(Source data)

++++++++++

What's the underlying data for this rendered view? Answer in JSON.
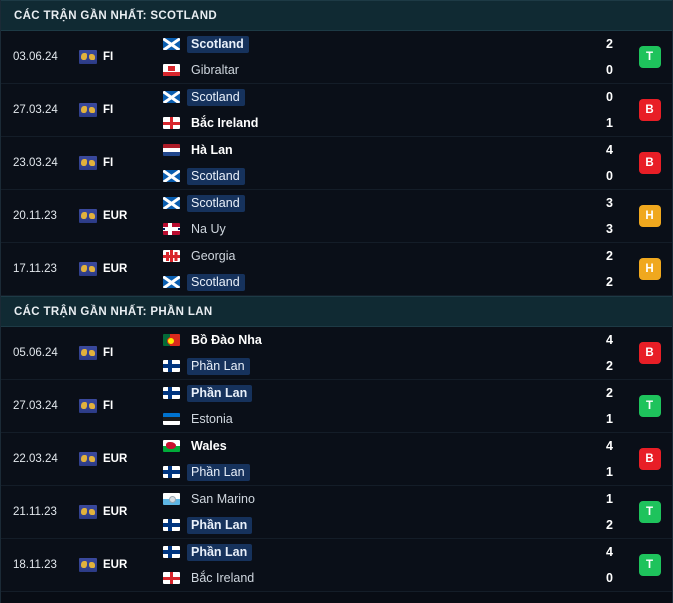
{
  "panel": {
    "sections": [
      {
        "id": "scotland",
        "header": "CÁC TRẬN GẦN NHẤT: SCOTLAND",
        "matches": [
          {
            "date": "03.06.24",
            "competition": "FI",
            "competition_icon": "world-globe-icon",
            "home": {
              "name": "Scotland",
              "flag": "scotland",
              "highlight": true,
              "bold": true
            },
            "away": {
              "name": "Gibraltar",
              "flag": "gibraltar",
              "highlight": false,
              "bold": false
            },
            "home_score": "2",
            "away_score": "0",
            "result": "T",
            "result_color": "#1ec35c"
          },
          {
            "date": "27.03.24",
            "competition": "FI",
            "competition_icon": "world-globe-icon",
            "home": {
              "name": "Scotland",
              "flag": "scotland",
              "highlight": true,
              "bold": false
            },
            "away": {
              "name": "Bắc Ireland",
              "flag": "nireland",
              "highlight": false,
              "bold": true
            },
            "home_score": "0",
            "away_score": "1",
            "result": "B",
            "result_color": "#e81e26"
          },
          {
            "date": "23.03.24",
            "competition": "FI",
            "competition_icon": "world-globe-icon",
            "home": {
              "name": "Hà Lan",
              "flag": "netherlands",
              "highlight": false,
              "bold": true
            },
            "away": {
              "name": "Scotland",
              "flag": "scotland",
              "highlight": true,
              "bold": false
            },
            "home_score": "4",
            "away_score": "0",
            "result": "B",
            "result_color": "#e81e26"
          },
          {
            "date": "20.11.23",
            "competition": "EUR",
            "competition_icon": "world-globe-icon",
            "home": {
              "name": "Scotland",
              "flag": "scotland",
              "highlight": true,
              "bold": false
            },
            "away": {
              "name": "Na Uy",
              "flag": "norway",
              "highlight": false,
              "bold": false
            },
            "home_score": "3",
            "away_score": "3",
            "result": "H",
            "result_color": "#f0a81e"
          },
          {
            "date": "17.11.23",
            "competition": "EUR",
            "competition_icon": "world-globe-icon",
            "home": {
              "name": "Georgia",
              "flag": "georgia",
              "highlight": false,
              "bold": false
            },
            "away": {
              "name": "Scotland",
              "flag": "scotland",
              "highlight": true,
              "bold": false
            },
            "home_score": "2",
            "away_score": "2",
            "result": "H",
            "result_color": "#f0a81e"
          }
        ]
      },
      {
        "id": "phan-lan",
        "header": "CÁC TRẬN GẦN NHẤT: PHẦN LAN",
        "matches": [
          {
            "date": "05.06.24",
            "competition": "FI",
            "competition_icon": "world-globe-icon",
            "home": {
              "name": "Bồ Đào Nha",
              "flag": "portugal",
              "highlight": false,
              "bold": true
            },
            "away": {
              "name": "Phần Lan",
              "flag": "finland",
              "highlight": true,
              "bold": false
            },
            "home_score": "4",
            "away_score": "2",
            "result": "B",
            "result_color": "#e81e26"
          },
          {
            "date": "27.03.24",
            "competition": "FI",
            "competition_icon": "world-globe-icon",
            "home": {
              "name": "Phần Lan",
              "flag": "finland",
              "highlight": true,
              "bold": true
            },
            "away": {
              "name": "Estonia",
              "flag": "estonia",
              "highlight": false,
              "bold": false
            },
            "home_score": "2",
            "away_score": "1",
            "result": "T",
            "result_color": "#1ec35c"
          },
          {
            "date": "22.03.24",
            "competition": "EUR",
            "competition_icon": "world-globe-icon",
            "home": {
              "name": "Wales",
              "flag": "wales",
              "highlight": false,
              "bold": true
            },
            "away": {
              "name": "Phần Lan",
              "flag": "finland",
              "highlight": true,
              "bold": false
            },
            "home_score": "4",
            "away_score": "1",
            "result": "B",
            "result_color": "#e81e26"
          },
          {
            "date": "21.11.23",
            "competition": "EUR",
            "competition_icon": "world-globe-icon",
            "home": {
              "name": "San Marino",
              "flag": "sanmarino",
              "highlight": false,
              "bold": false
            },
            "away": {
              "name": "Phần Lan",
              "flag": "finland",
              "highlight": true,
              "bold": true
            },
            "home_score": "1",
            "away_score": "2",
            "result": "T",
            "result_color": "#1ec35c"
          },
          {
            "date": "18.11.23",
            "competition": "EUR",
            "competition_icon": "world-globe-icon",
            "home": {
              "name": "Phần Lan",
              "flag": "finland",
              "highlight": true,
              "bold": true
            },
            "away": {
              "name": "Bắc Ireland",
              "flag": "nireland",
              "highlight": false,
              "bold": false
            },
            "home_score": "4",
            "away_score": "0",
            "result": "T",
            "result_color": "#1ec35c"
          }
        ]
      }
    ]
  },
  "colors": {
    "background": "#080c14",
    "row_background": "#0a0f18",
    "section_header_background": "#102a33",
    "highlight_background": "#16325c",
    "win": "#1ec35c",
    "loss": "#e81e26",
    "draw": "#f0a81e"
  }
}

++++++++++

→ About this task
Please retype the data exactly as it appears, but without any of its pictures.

→ Response to the exercise
What's the underlying data for this rendered view? Answer in JSON.
{
  "panel": {
    "sections": [
      {
        "id": "scotland",
        "header": "CÁC TRẬN GẦN NHẤT: SCOTLAND",
        "matches": [
          {
            "date": "03.06.24",
            "competition": "FI",
            "competition_icon": "world-globe-icon",
            "home": {
              "name": "Scotland",
              "flag": "scotland",
              "highlight": true,
              "bold": true
            },
            "away": {
              "name": "Gibraltar",
              "flag": "gibraltar",
              "highlight": false,
              "bold": false
            },
            "home_score": "2",
            "away_score": "0",
            "result": "T",
            "result_color": "#1ec35c"
          },
          {
            "date": "27.03.24",
            "competition": "FI",
            "competition_icon": "world-globe-icon",
            "home": {
              "name": "Scotland",
              "flag": "scotland",
              "highlight": true,
              "bold": false
            },
            "away": {
              "name": "Bắc Ireland",
              "flag": "nireland",
              "highlight": false,
              "bold": true
            },
            "home_score": "0",
            "away_score": "1",
            "result": "B",
            "result_color": "#e81e26"
          },
          {
            "date": "23.03.24",
            "competition": "FI",
            "competition_icon": "world-globe-icon",
            "home": {
              "name": "Hà Lan",
              "flag": "netherlands",
              "highlight": false,
              "bold": true
            },
            "away": {
              "name": "Scotland",
              "flag": "scotland",
              "highlight": true,
              "bold": false
            },
            "home_score": "4",
            "away_score": "0",
            "result": "B",
            "result_color": "#e81e26"
          },
          {
            "date": "20.11.23",
            "competition": "EUR",
            "competition_icon": "world-globe-icon",
            "home": {
              "name": "Scotland",
              "flag": "scotland",
              "highlight": true,
              "bold": false
            },
            "away": {
              "name": "Na Uy",
              "flag": "norway",
              "highlight": false,
              "bold": false
            },
            "home_score": "3",
            "away_score": "3",
            "result": "H",
            "result_color": "#f0a81e"
          },
          {
            "date": "17.11.23",
            "competition": "EUR",
            "competition_icon": "world-globe-icon",
            "home": {
              "name": "Georgia",
              "flag": "georgia",
              "highlight": false,
              "bold": false
            },
            "away": {
              "name": "Scotland",
              "flag": "scotland",
              "highlight": true,
              "bold": false
            },
            "home_score": "2",
            "away_score": "2",
            "result": "H",
            "result_color": "#f0a81e"
          }
        ]
      },
      {
        "id": "phan-lan",
        "header": "CÁC TRẬN GẦN NHẤT: PHẦN LAN",
        "matches": [
          {
            "date": "05.06.24",
            "competition": "FI",
            "competition_icon": "world-globe-icon",
            "home": {
              "name": "Bồ Đào Nha",
              "flag": "portugal",
              "highlight": false,
              "bold": true
            },
            "away": {
              "name": "Phần Lan",
              "flag": "finland",
              "highlight": true,
              "bold": false
            },
            "home_score": "4",
            "away_score": "2",
            "result": "B",
            "result_color": "#e81e26"
          },
          {
            "date": "27.03.24",
            "competition": "FI",
            "competition_icon": "world-globe-icon",
            "home": {
              "name": "Phần Lan",
              "flag": "finland",
              "highlight": true,
              "bold": true
            },
            "away": {
              "name": "Estonia",
              "flag": "estonia",
              "highlight": false,
              "bold": false
            },
            "home_score": "2",
            "away_score": "1",
            "result": "T",
            "result_color": "#1ec35c"
          },
          {
            "date": "22.03.24",
            "competition": "EUR",
            "competition_icon": "world-globe-icon",
            "home": {
              "name": "Wales",
              "flag": "wales",
              "highlight": false,
              "bold": true
            },
            "away": {
              "name": "Phần Lan",
              "flag": "finland",
              "highlight": true,
              "bold": false
            },
            "home_score": "4",
            "away_score": "1",
            "result": "B",
            "result_color": "#e81e26"
          },
          {
            "date": "21.11.23",
            "competition": "EUR",
            "competition_icon": "world-globe-icon",
            "home": {
              "name": "San Marino",
              "flag": "sanmarino",
              "highlight": false,
              "bold": false
            },
            "away": {
              "name": "Phần Lan",
              "flag": "finland",
              "highlight": true,
              "bold": true
            },
            "home_score": "1",
            "away_score": "2",
            "result": "T",
            "result_color": "#1ec35c"
          },
          {
            "date": "18.11.23",
            "competition": "EUR",
            "competition_icon": "world-globe-icon",
            "home": {
              "name": "Phần Lan",
              "flag": "finland",
              "highlight": true,
              "bold": true
            },
            "away": {
              "name": "Bắc Ireland",
              "flag": "nireland",
              "highlight": false,
              "bold": false
            },
            "home_score": "4",
            "away_score": "0",
            "result": "T",
            "result_color": "#1ec35c"
          }
        ]
      }
    ]
  },
  "colors": {
    "background": "#080c14",
    "row_background": "#0a0f18",
    "section_header_background": "#102a33",
    "highlight_background": "#16325c",
    "win": "#1ec35c",
    "loss": "#e81e26",
    "draw": "#f0a81e"
  }
}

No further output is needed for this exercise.